When a debtor files for bankruptcy, the court discharges the majority of their debt. This means that the creditors must write off the unpaid debt as a loss and move on. The creditors will no longer be able to attempt to collect any form of payment from the debtor.
Depending on the type of bankruptcy declared, there may be certain debts that the debtor is responsible for paying. In general, debtors must pay secured debts. These include car loans and mortgage payments.
Additionally, certain types of unsecured debts may also have to be repaid depending on the bankruptcy filed. This includes student loan debt and domestic support obligations from divorce agreements. This information can be found in the bankruptcy code or by consulting a legal professional.
Ultimately, however, the creditor will be responsible for bearing the cost of any discharged debt.
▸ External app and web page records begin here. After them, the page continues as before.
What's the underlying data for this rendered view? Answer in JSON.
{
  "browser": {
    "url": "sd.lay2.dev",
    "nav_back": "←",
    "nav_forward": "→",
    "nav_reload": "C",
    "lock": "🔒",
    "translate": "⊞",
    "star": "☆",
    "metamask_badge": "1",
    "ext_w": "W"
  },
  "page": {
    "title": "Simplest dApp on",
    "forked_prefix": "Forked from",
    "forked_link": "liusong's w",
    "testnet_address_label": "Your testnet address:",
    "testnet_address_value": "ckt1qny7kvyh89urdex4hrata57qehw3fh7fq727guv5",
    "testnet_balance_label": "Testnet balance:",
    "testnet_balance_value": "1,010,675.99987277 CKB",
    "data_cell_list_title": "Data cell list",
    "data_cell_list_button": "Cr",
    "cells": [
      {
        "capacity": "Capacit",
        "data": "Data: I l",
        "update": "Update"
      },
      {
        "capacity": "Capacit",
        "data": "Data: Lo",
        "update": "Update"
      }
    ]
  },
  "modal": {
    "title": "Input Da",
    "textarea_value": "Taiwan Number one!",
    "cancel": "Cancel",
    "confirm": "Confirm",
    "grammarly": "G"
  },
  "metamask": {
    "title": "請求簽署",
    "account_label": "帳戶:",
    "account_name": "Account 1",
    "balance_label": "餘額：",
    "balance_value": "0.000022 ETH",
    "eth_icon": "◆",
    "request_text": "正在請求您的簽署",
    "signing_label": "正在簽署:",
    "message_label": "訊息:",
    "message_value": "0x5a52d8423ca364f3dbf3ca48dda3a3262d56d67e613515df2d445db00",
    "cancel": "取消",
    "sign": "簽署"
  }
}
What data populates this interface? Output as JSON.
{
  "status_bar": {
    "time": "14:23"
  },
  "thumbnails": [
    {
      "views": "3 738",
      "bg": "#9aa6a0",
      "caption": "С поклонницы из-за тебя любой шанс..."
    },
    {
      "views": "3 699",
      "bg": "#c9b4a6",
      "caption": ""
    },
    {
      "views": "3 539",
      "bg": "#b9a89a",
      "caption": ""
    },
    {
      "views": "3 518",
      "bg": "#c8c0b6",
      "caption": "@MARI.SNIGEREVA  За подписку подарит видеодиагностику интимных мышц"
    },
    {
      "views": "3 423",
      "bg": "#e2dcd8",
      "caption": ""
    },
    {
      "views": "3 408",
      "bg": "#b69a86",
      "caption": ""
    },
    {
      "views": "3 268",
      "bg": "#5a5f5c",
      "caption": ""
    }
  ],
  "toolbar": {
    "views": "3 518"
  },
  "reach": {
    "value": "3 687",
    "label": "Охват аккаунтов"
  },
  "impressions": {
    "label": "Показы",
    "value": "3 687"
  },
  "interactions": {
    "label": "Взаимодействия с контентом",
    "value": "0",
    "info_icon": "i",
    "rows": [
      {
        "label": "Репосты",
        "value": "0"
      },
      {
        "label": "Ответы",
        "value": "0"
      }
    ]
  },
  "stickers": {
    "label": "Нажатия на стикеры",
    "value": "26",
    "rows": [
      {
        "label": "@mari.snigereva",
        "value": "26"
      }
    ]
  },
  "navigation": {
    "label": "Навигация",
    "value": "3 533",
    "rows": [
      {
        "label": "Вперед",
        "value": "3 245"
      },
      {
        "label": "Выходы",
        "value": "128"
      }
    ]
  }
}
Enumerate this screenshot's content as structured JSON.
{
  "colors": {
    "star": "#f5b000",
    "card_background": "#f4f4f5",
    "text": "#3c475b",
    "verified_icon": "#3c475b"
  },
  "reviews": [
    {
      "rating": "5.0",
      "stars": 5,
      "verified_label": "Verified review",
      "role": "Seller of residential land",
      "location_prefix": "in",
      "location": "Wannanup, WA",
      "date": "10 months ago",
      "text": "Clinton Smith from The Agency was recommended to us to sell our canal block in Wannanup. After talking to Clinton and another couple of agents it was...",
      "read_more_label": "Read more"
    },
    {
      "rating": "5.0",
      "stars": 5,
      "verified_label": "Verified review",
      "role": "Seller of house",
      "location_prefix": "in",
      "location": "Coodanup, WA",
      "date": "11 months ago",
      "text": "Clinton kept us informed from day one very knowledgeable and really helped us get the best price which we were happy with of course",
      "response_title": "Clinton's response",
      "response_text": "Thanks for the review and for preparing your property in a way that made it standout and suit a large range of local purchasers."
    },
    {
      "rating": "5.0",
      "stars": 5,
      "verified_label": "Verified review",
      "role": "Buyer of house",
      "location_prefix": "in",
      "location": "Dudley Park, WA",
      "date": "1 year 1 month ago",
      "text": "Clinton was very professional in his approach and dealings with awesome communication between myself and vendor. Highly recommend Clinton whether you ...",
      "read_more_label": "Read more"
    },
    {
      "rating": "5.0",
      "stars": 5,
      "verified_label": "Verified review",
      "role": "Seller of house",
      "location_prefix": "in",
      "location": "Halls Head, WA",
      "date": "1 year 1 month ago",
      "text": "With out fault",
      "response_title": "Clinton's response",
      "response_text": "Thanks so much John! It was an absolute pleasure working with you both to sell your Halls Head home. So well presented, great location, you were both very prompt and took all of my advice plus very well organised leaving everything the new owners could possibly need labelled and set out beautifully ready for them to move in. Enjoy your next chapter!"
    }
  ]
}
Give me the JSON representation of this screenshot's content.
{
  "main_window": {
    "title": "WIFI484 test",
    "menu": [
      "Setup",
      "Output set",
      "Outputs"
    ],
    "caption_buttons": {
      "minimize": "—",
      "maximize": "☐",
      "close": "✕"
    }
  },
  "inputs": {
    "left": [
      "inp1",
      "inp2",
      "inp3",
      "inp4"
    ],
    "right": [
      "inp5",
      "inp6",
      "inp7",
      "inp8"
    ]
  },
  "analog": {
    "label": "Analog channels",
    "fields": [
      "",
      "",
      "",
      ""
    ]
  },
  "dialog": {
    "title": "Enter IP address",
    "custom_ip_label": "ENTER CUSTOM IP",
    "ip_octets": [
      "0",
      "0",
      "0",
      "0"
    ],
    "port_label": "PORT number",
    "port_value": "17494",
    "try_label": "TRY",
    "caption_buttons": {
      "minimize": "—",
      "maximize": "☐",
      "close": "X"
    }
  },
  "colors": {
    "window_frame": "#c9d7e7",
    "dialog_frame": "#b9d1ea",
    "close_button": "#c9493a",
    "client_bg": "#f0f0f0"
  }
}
When you file for bankruptcy, your creditors can no longer demand payment from you. The court discharges your debt. This removes your liability for repayment. Of course, you’re still free to repay your debts. You just aren’t under court obligation to do so.
Make sure you consult with an experienced bankruptcy attorney before paying any debts. The court has the final say over what’s considered a priority payment. Paying a debt, as responsible as that might seem, can get you into trouble when filing for bankruptcy. Your attorney can help you determine what, if any debts, you should pay.
Additionally, depending on the type of bankruptcy you file for, it may not be possible to pay some creditors at all. Therefore, consulting a qualified attorney is recommended before taking any steps toward paying creditors after filing for bankruptcy. By doing so, you can ensure that any payments you make are done according to the law and will not put your bankruptcy case in jeopardy.
It is important to understand that even if you file for bankruptcy, you may still be liable for certain debts. This includes:
- Student loans
- Child support obligations
- Other types of non-dischargeable debts
In such cases, it is best to consult a qualified attorney to discuss the options available.
Additionally, certain creditors may also be able to pursue collection action even after you file for bankruptcy. Therefore, it is important to understand all of your legal rights and obligations before filing for bankruptcy.
So who’s paying if it’s not you?
The bottom line is some debts go unpaid. If you file for bankruptcy and the court refuses any creditor requests for an exception, the debt goes unpaid. Most creditors “write off” the debt, which means they receive tax incentives for the money they’ve lost. Additionally, original lenders often sell past-due debts to bill collectors. That’s often whom you’re working with by the time you file for bankruptcy.